- Work to complete
Figure out how many lines of the material below contain the word "параметры". Answer with the number only.

▬▬▬▬▬▬▬▬▬▬

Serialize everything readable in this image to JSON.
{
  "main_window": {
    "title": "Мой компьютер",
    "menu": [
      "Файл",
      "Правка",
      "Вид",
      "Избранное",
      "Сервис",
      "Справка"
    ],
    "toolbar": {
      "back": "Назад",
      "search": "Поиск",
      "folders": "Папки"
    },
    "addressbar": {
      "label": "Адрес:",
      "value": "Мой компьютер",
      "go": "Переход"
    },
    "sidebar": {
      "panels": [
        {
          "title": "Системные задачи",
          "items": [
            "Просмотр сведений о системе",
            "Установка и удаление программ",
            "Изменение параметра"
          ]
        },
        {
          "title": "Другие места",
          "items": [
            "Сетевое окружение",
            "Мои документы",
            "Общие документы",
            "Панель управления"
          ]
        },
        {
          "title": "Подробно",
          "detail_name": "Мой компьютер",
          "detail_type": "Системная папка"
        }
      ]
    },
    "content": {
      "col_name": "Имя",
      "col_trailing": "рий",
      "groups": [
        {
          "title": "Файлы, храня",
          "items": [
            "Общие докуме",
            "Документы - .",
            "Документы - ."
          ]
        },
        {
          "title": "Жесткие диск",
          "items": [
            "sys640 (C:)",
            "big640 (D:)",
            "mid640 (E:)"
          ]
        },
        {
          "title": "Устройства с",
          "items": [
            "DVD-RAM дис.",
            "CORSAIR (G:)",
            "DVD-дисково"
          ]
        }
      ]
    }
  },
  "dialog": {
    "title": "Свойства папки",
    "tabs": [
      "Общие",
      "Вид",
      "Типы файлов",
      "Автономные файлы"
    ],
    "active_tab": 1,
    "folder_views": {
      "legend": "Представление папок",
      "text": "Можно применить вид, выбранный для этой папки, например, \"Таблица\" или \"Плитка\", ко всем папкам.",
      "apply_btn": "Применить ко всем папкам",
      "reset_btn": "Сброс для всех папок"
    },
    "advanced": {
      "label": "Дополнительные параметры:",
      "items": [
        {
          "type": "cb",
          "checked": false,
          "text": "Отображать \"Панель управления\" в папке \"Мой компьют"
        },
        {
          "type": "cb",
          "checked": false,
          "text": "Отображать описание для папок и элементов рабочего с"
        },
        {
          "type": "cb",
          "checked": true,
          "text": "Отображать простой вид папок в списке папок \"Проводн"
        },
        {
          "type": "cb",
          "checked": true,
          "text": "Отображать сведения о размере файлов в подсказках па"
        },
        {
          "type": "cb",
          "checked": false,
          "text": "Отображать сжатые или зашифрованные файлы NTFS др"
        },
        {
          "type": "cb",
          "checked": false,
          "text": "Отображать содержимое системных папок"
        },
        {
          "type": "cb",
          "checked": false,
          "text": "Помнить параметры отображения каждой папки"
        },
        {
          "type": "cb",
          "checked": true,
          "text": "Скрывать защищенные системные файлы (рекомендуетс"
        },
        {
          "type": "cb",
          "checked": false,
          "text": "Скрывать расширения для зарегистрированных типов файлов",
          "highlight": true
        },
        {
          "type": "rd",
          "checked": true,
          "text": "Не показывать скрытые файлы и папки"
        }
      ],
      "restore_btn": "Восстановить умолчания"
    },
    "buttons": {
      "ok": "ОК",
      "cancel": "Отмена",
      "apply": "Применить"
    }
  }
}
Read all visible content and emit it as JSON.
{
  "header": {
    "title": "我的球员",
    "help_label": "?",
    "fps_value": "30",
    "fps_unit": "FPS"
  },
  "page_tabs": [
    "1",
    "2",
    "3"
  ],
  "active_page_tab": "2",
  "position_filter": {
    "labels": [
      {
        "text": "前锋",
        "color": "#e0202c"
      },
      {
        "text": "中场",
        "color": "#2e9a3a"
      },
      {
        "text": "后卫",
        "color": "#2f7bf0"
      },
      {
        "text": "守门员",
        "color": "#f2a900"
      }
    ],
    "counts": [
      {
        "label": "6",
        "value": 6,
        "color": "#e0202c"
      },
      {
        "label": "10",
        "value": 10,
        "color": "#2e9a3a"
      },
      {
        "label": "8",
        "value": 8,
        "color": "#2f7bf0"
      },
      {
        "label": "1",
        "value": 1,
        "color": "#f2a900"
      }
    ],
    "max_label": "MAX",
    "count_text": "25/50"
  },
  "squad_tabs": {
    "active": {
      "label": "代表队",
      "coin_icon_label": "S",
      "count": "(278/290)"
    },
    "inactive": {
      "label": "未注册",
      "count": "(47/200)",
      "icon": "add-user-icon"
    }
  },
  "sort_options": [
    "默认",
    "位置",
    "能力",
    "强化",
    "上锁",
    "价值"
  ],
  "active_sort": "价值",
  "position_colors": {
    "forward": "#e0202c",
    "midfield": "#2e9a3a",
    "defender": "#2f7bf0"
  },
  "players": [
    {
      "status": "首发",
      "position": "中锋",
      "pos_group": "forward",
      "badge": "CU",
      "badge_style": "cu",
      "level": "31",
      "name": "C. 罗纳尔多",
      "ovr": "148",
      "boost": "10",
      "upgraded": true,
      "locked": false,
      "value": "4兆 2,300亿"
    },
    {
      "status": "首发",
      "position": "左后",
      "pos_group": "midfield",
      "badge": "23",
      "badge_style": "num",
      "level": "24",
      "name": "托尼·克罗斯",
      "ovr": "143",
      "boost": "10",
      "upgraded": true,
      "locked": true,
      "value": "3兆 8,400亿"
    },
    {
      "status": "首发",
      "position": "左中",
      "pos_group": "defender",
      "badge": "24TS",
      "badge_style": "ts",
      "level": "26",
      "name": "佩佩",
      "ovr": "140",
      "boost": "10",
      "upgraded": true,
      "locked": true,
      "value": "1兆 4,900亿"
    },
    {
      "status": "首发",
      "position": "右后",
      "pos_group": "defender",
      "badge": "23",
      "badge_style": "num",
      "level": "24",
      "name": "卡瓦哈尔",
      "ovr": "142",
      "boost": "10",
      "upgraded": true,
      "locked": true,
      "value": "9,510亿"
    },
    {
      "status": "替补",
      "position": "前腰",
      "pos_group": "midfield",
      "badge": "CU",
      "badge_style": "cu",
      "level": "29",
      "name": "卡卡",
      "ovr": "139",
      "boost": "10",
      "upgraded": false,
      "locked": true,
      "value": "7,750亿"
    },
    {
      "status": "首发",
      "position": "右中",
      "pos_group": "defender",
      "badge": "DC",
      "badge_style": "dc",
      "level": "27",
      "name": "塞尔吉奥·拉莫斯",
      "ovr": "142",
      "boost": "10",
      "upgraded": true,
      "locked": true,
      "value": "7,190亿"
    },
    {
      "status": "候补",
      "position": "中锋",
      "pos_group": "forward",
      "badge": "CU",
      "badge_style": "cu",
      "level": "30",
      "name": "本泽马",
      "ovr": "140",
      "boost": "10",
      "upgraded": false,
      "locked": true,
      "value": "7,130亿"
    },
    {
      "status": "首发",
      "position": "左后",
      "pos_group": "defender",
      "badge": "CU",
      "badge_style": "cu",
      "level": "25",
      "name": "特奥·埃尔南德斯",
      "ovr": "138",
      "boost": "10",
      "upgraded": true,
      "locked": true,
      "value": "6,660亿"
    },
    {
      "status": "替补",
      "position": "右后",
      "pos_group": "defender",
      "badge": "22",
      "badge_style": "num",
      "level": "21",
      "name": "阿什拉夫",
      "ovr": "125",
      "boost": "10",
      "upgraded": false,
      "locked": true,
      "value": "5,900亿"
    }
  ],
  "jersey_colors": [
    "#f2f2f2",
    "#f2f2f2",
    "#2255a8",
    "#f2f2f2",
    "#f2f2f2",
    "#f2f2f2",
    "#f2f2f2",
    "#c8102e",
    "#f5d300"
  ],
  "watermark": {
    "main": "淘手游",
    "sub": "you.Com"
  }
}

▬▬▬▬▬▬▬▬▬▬

- The completed task
2